Revered chef David Chang’s Momofuku restaurants are mobbed upon opening. Beloved pastry chef Christina Tosi, who projects a squeaky clean and earnest image, has a bonafide sweets empire in Milk Bar. Bluestone Lane’s avocado toast and lattes are proliferating around the city, right as Australian cafe culture is at the peak of cool.
What do they all have in common? Stephen Ross. Ross, the billionaire behind Hudson Yards, is under fire today for hosting a fundraiser for President Donald Trump at his Hamptons home this Friday. As such, social media is alight with people encouraging others to cancel their Equinox membership — the luxury gym that Ross owns via his company Related.
Canceling an Equinox membership seems easy enough. That’s just the beginning, though. Ross also has stake in Momofuku, Milk Bar, Bluestone Lane, SoulCycle, fast-casual chain &Pizza, and “for women, by women” tampon start-up Lola. He also outright owns the Miami Dolphins.
Sure, maybe you could look up Ross’ investment company RSE Ventures and decide to not engage with any of those brands. But Ross is just one rich guy.
Love making reservations on Resy, splurging at Gramercy Tavern, or grabbing a quick lunch from Dig? Well, their investor Danny Meyer’s company has been accused of mishandling misconduct allegations. Ever dined at charming West Village French bistro Buvette? Mario Batali had ownership there for years. A fan of the lemon ricotta pancakes at Tribeca scene spot Locanda Verde? Ken Friedman — another high-profile restaurateur accused of sexual misconduct — still has ownership in that one. Into Nathan’s hot dogs?
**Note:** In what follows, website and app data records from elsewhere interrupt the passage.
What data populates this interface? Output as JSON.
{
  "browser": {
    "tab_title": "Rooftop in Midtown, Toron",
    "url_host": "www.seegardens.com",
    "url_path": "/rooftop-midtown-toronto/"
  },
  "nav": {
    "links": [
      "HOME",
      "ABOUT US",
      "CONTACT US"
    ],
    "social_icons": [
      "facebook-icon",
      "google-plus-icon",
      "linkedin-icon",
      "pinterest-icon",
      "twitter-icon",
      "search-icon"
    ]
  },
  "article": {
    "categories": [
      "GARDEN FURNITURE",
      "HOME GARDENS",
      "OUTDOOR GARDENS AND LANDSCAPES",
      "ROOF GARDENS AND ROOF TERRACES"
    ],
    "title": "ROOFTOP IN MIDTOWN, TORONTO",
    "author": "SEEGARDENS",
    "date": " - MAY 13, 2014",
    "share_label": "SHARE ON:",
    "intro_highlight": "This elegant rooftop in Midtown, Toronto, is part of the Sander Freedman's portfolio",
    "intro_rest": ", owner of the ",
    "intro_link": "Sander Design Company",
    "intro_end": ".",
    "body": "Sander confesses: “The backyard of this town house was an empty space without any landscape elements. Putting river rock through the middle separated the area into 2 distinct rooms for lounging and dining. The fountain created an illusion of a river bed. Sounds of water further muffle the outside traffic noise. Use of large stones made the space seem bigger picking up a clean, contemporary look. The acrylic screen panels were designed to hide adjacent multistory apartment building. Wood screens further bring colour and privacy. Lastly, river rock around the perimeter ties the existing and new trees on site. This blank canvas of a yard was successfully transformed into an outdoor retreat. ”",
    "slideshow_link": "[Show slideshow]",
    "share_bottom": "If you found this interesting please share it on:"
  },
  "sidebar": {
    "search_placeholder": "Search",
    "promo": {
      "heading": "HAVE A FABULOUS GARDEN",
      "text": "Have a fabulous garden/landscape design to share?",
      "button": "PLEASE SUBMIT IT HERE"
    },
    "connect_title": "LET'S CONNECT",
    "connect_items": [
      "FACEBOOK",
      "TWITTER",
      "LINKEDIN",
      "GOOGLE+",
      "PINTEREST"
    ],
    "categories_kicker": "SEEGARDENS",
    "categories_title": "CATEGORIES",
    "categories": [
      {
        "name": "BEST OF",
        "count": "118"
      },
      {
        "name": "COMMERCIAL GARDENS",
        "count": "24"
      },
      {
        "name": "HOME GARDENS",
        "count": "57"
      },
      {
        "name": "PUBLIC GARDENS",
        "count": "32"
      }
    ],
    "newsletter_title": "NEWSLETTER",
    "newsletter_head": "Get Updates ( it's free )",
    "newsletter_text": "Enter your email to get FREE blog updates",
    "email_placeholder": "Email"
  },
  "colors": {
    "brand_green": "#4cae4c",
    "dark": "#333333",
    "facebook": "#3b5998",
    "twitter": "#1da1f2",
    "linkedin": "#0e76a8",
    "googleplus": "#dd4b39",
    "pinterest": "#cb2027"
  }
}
The owner of that company is a Trump BFF and has also hosted one of his fundraisers.
And that just skims the surface for public knowledge; the list could go on. Eater NY frequently hears rumors of bad-actor investors and accusations of assault and misconduct. Then there are the restaurant investors who may not be known bad actors, but just assholes — or ones like Ross, who has donated thousands to Republican causes but also helps fund a few Democratic candidates and publicly forward-thinking companies like Lola or &Pizza, whose founder is an active supporter of $15 minimum wage. The point is: There are very few safe places to eat if you want to be a perfect progressive, and it’s not always straightforward.
Okay, so maybe rather than eat out, you should just grocery shop and cook at home instead, except for the fact that Whole Foods is owned by Amazon, which has a track record for poor worker conditions. Or that the owner of local grocery chain Gristedes is also a Trump donor — and owns a lot of real estate in Brooklyn.
I don’t really have an easy solution to all this; there’s no pat answer. At Eater, we have been grappling with it too, and the initial step has been to be thoughtful when including restaurants in maps and deciding what places to review. Rather than have knee-jerk reactions like boycotting one place, dig a little deeper. Know where your money is going, and then decide for yourself what works for you.
Or just go ahead and cancel that fancy Equinox membership. But that’s only the tip of the dirty money iceberg.
Correction: August 8, 2019, 12:08 p.m.: This article has been updated to reflect that RSE Ventures’s investment in Beyond Sushi fell through following the chain’s Shark Tank appearance, and Ross is not an investor in the company.
Disclosure: David Chang is producing shows for Hulu in partnership with Vox Media Studios, part of Eater’s parent company, Vox Media. No Eater staff member is involved in the production of those shows, and this does not impact coverage on Eater.